Salesforce officially launched Communities today, a service that according to the company ends "the era of legacy portal software."
Explosive mobile device adoption and the advent of social media have created new paradigms in customer service and support, asserts Anna Rosenman, senior product marketing manager for Salesforce Chatter. Whereas diners once let restaurant guides determine their eating choices, now they consult Yelp from their smartphones or tablets. And after a meal, they aren't shy about sharing their experiences with the community at large.
It's a lesson businesses should not just heed, but profit from, Rosenman says.
Companies that established -- and continue to cling to -- their own, siloed forums and other feedback and support mechanisms are neglecting these customers. "Companies were losing out on opportunities to sell," Rosenman says.
Taking Customer Experience to Next Level
The answer to that challenge starts by asking a question, she says. "What if you can connect your business data?" It's that theme, in part, that helped guide the development of Salesforce Communities.
Communities is an offering that essentially erases the barriers between businesses, partners and customers by pulling their social interactions into a common CRM platform. Businesses can use the tool to create communities around themselves, products and partner organizations.

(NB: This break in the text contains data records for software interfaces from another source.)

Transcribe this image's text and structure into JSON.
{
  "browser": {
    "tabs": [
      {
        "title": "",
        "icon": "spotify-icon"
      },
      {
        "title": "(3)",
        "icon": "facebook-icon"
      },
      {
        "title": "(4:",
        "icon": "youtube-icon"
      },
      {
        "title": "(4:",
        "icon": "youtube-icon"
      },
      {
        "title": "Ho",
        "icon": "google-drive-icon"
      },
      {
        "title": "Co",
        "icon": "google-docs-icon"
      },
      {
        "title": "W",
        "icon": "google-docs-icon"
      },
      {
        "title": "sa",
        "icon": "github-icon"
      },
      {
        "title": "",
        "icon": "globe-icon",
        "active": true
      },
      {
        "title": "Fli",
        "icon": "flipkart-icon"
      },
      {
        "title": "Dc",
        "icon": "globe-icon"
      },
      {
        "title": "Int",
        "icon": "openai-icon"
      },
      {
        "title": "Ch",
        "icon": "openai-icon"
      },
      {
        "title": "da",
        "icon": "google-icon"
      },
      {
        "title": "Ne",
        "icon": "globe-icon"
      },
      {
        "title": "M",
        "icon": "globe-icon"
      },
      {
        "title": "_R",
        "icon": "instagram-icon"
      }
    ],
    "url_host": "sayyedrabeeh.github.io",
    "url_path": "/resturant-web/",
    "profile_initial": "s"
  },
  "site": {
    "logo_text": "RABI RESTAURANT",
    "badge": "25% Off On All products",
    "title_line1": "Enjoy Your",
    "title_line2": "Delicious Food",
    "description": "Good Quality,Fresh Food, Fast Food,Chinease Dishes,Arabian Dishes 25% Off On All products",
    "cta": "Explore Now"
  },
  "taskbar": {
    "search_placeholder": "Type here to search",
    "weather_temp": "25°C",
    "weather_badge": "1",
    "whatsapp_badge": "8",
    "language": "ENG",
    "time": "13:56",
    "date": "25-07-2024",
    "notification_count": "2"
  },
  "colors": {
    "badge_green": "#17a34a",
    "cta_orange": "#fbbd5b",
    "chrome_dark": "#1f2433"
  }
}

They can also integrate Communities into their mobile apps.
In an online demonstration, Rosenman showed how a simple inquiry from a consumer can ripple across an organization's sales and support operations to enhance the customer experience and potentially improve sales.
Using his iPhone, a customer sent a request for more information about an upcoming product to the company's community. A company representative was able to quickly and satisfactorily answer the question directly from within Chatter, Salesforce's timeline-like social sharing and collaboration feature. Moreover, Salesforce surfaces top trends and themes, providing sales, marketing and customer support personnel with insights into customer issues and the market's reactions to their products.
Finally, in a process largely hidden from consumers, the company was able to score a bigger shipment to a distributor linked by Salesforce, based on not only the strength of the "chatter" surrounding the highly anticipated product, but also on visualizations of hard sales data generated by the platform.
Ultimately, Communities' frictionless way of sharing, surfacing and quantifying social interactions is part of how Salesforce is "helping all of our customers become customer companies," said Rosenman.
First previewed in August, Salesforce expects to complete its public rollout of Communities this summer. Pricing starts at $500 per month.
Pedro Hernandez is a contributing editor at Enterprise Apps Today and InternetNews.com. Follow him on Twitter @ecoINSITE.